══ Dataset

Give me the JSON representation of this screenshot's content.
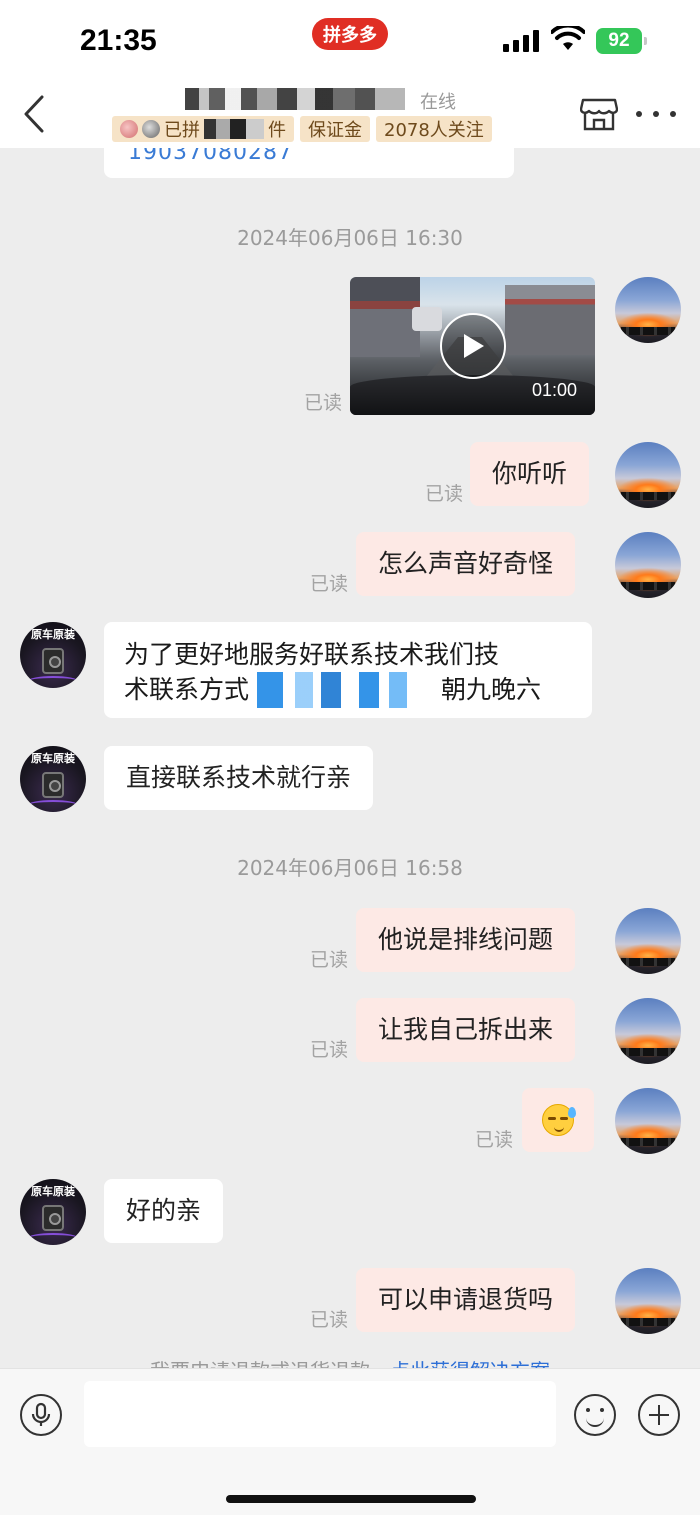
{
  "status_bar": {
    "time": "21:35",
    "app_pill": "拼多多",
    "battery": "92"
  },
  "header": {
    "online_status": "在线",
    "tags": [
      "已拼",
      "件",
      "保证金",
      "2078人关注"
    ]
  },
  "chat": {
    "card_snippet_number": "19037080287",
    "timestamp_1": "2024年06月06日 16:30",
    "timestamp_2": "2024年06月06日 16:58",
    "video_duration": "01:00",
    "read_label": "已读",
    "messages": [
      {
        "text": "你听听"
      },
      {
        "text": "怎么声音好奇怪"
      },
      {
        "line1": "为了更好地服务好联系技术我们技",
        "line2_prefix": "术联系方式",
        "line2_suffix": "朝九晚六"
      },
      {
        "text": "直接联系技术就行亲"
      },
      {
        "text": "他说是排线问题"
      },
      {
        "text": "让我自己拆出来"
      },
      {
        "text": "好的亲"
      },
      {
        "text": "可以申请退货吗"
      }
    ],
    "shop_avatar_label": "原车原装",
    "refund_hint_text": "我要申请退款或退货退款，",
    "refund_hint_link": "点此获得解决方案"
  },
  "input_bar": {
    "placeholder": ""
  }
}
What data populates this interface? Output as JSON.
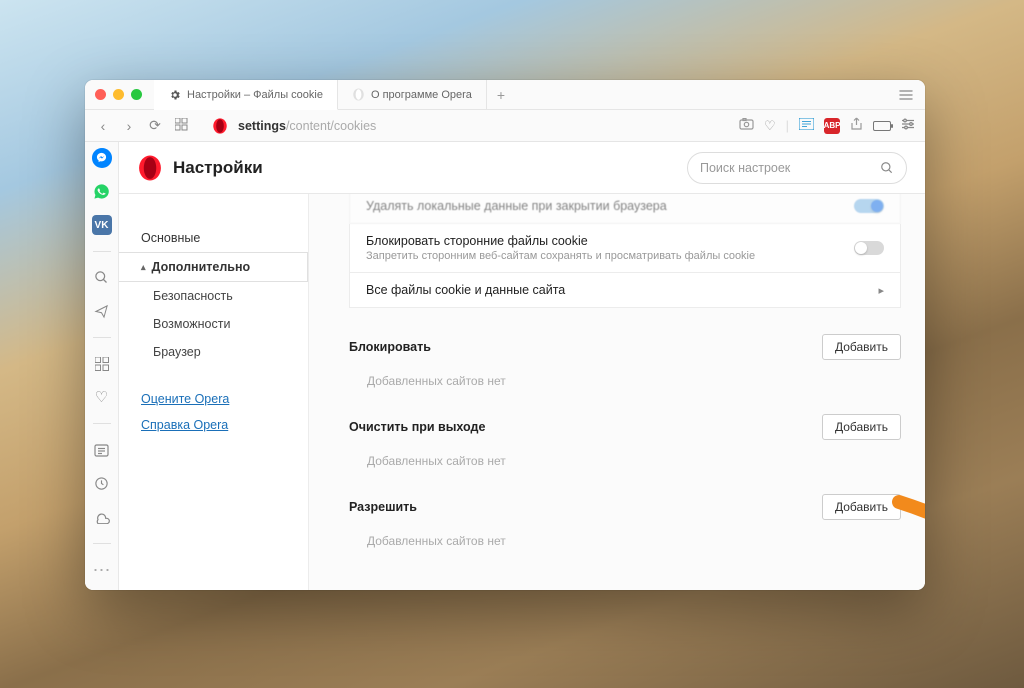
{
  "tabs": {
    "active": {
      "label": "Настройки – Файлы cookie"
    },
    "second": {
      "label": "О программе Opera"
    }
  },
  "address": {
    "prefix": "settings",
    "path": "/content/cookies"
  },
  "adblock_abbr": "ABP",
  "header": {
    "title": "Настройки",
    "search_placeholder": "Поиск настроек"
  },
  "nav": {
    "basic": "Основные",
    "advanced": "Дополнительно",
    "security": "Безопасность",
    "features": "Возможности",
    "browser": "Браузер",
    "rate": "Оцените Opera",
    "help": "Справка Opera"
  },
  "settings": {
    "row_delete": "Удалять локальные данные при закрытии браузера",
    "row_block_title": "Блокировать сторонние файлы cookie",
    "row_block_sub": "Запретить сторонним веб-сайтам сохранять и просматривать файлы cookie",
    "row_all": "Все файлы cookie и данные сайта"
  },
  "sections": {
    "block": "Блокировать",
    "clear": "Очистить при выходе",
    "allow": "Разрешить",
    "add_button": "Добавить",
    "empty": "Добавленных сайтов нет"
  },
  "vk_label": "VK"
}
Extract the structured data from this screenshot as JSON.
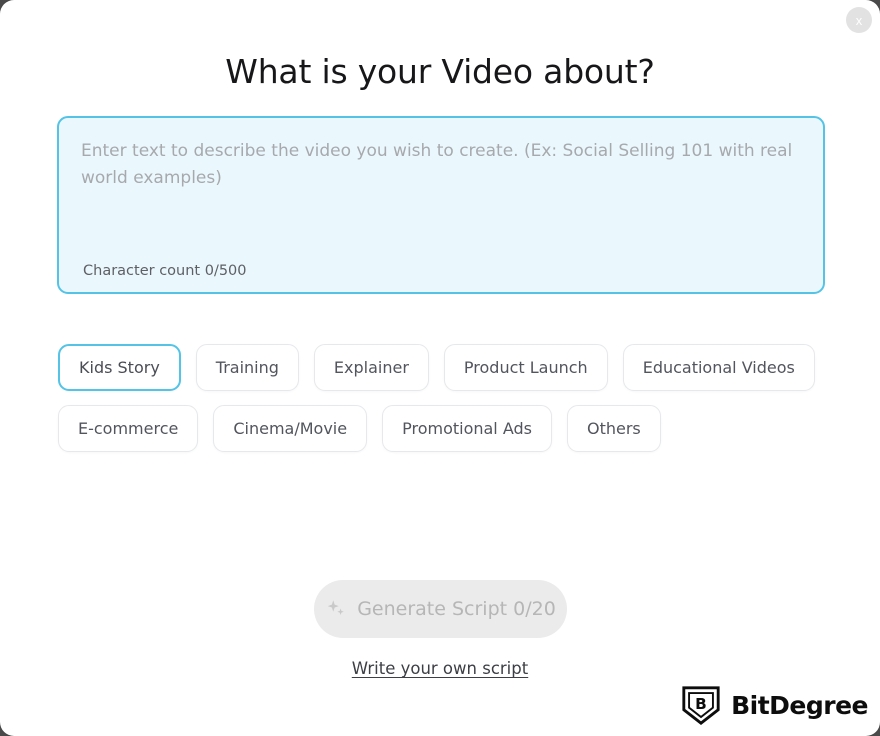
{
  "modal": {
    "title": "What is your Video about?",
    "close_label": "x",
    "close_icon": "close-icon"
  },
  "prompt": {
    "value": "",
    "placeholder": "Enter text to describe the video you wish to create. (Ex: Social Selling 101 with real world examples)",
    "char_count": "Character count 0/500",
    "border_color": "#54c3e6",
    "fill_color": "#eaf8fd"
  },
  "categories": {
    "selected": "Kids Story",
    "items": [
      {
        "label": "Kids Story",
        "selected": true
      },
      {
        "label": "Training",
        "selected": false
      },
      {
        "label": "Explainer",
        "selected": false
      },
      {
        "label": "Product Launch",
        "selected": false
      },
      {
        "label": "Educational Videos",
        "selected": false
      },
      {
        "label": "E-commerce",
        "selected": false
      },
      {
        "label": "Cinema/Movie",
        "selected": false
      },
      {
        "label": "Promotional Ads",
        "selected": false
      },
      {
        "label": "Others",
        "selected": false
      }
    ]
  },
  "actions": {
    "generate_label": "Generate Script 0/20",
    "generate_icon": "sparkle-icon",
    "generate_disabled": true,
    "own_script_label": "Write your own script"
  },
  "watermark": {
    "brand": "BitDegree",
    "badge_letter": "B"
  }
}
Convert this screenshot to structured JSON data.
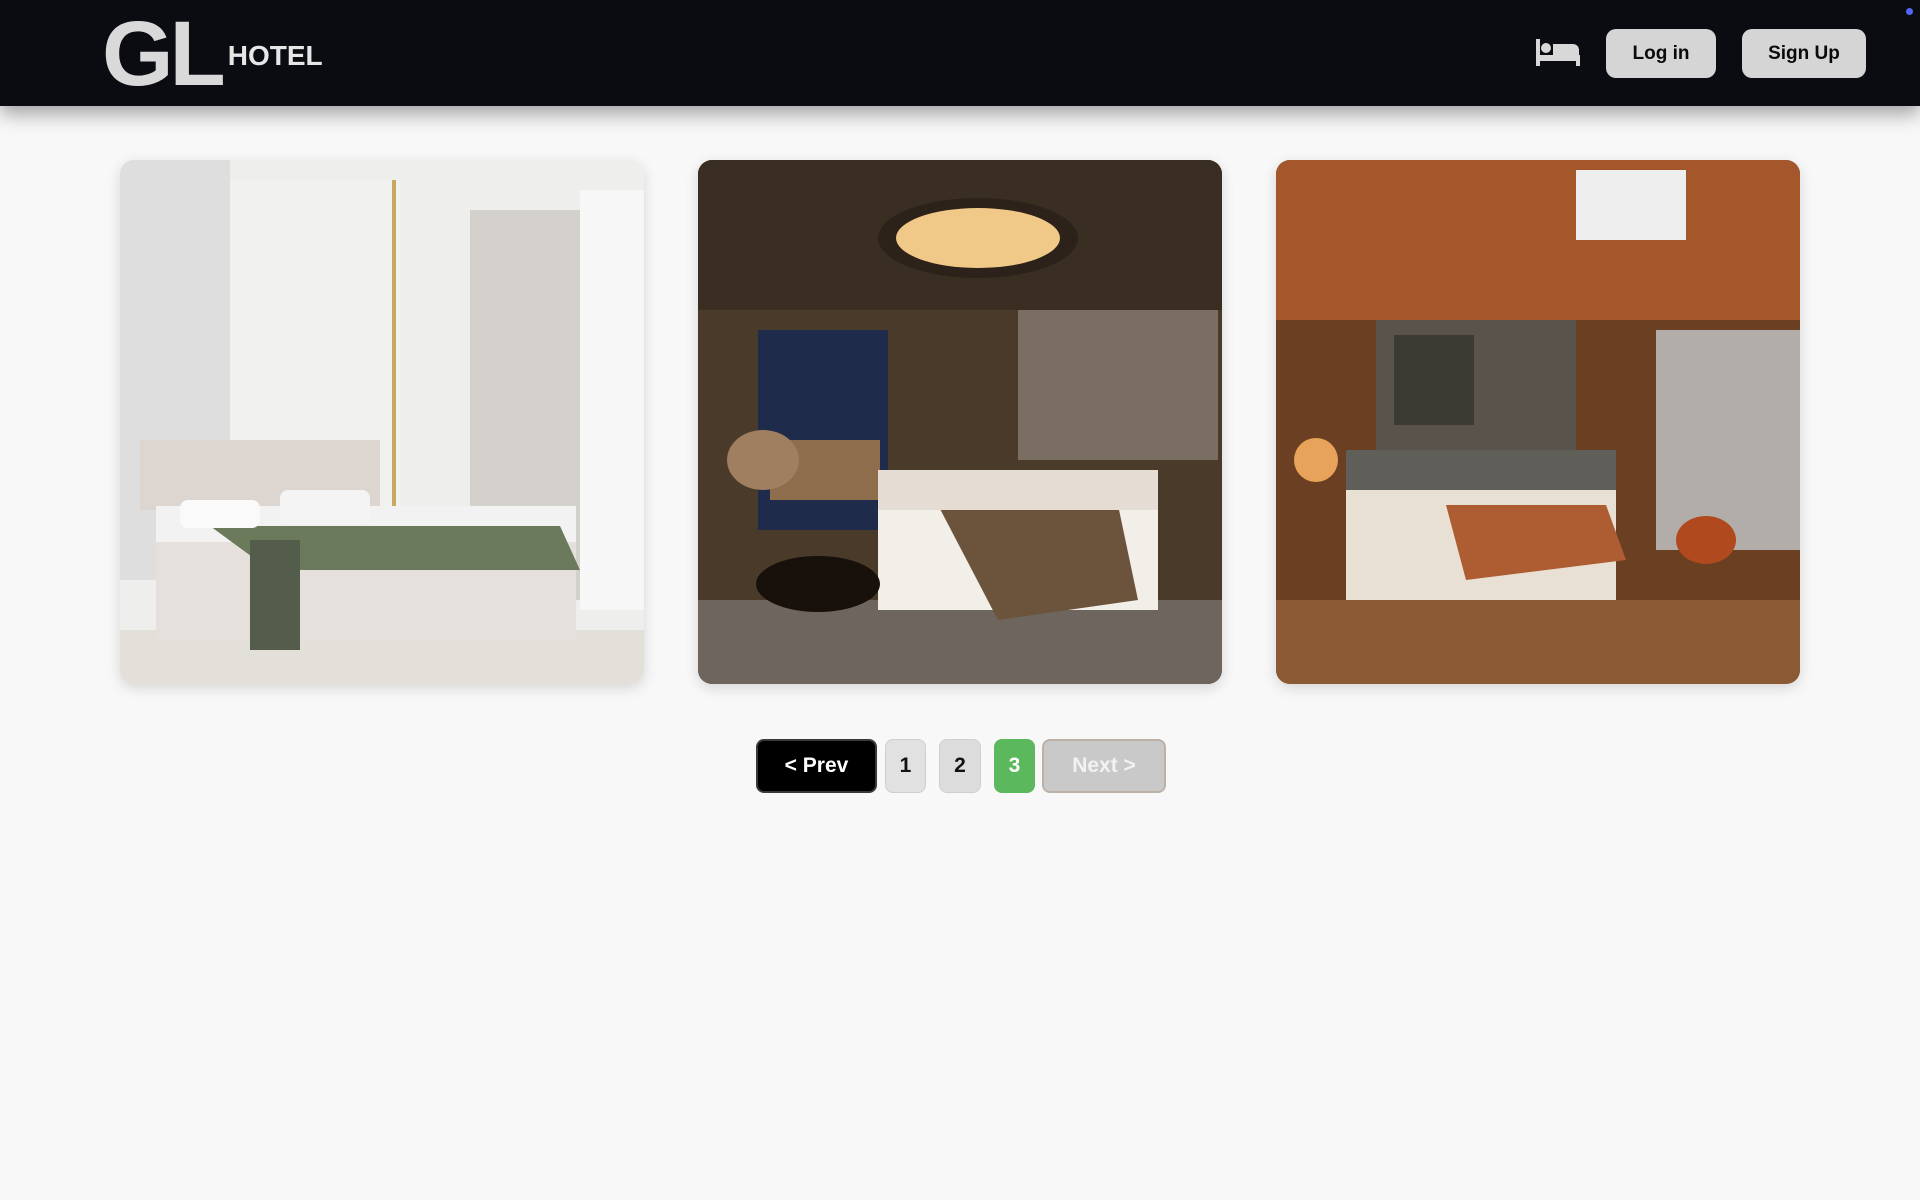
{
  "header": {
    "logo_letters": "GL",
    "logo_word": "HOTEL",
    "bed_icon": "bed-icon",
    "login_label": "Log in",
    "signup_label": "Sign Up"
  },
  "rooms": [
    {
      "image": "room-photo",
      "style": "bright white bedroom with green blanket"
    },
    {
      "image": "room-photo",
      "style": "luxury bedroom with city night view"
    },
    {
      "image": "room-photo",
      "style": "warm amber-lit bedroom with balcony"
    }
  ],
  "pagination": {
    "prev_label": "< Prev",
    "pages": [
      "1",
      "2",
      "3"
    ],
    "current_page": "3",
    "next_label": "Next >"
  },
  "colors": {
    "header_bg": "#0b0c12",
    "page_bg": "#f8f8f8",
    "active_page": "#5cb85c"
  }
}
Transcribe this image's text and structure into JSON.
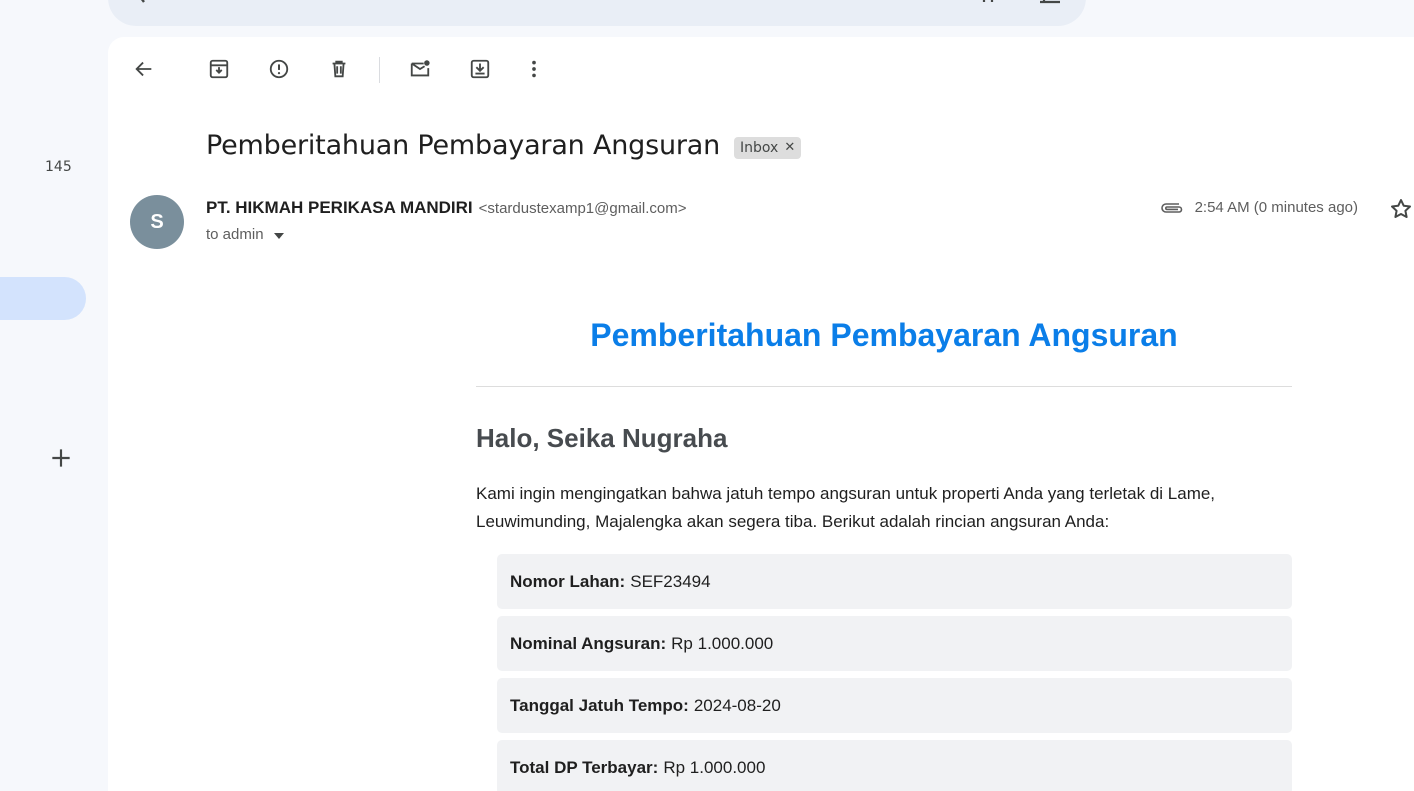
{
  "rail": {
    "count": "145"
  },
  "subject": "Pemberitahuan Pembayaran Angsuran",
  "label_chip": "Inbox",
  "sender": {
    "initial": "S",
    "name": "PT. HIKMAH PERIKASA MANDIRI",
    "email": "<stardustexamp1@gmail.com>",
    "to": "to admin"
  },
  "timestamp": "2:54 AM (0 minutes ago)",
  "email_body": {
    "title": "Pemberitahuan Pembayaran Angsuran",
    "greeting": "Halo, Seika Nugraha",
    "intro": "Kami ingin mengingatkan bahwa jatuh tempo angsuran untuk properti Anda yang terletak di Lame, Leuwimunding, Majalengka akan segera tiba. Berikut adalah rincian angsuran Anda:",
    "rows": [
      {
        "label": "Nomor Lahan:",
        "value": "SEF23494"
      },
      {
        "label": "Nominal Angsuran:",
        "value": "Rp 1.000.000"
      },
      {
        "label": "Tanggal Jatuh Tempo:",
        "value": "2024-08-20"
      },
      {
        "label": "Total DP Terbayar:",
        "value": "Rp 1.000.000"
      }
    ]
  },
  "icons": {
    "toolbar": [
      "back-arrow-icon",
      "archive-icon",
      "report-spam-icon",
      "delete-icon",
      "mark-unread-icon",
      "move-to-icon",
      "more-options-icon"
    ],
    "meta": [
      "attachment-icon",
      "star-icon"
    ]
  },
  "colors": {
    "accent": "#0b7ee8",
    "avatar": "#7a8f9c",
    "rail_active": "#d3e3fd"
  }
}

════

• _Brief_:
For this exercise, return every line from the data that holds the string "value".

• _Exercise response_:
    "value": "",
        "value": "SEF23494"
        "value": "Rp 1.000.000"
        "value": "2024-08-20"
        "value": "Rp 1.000.000"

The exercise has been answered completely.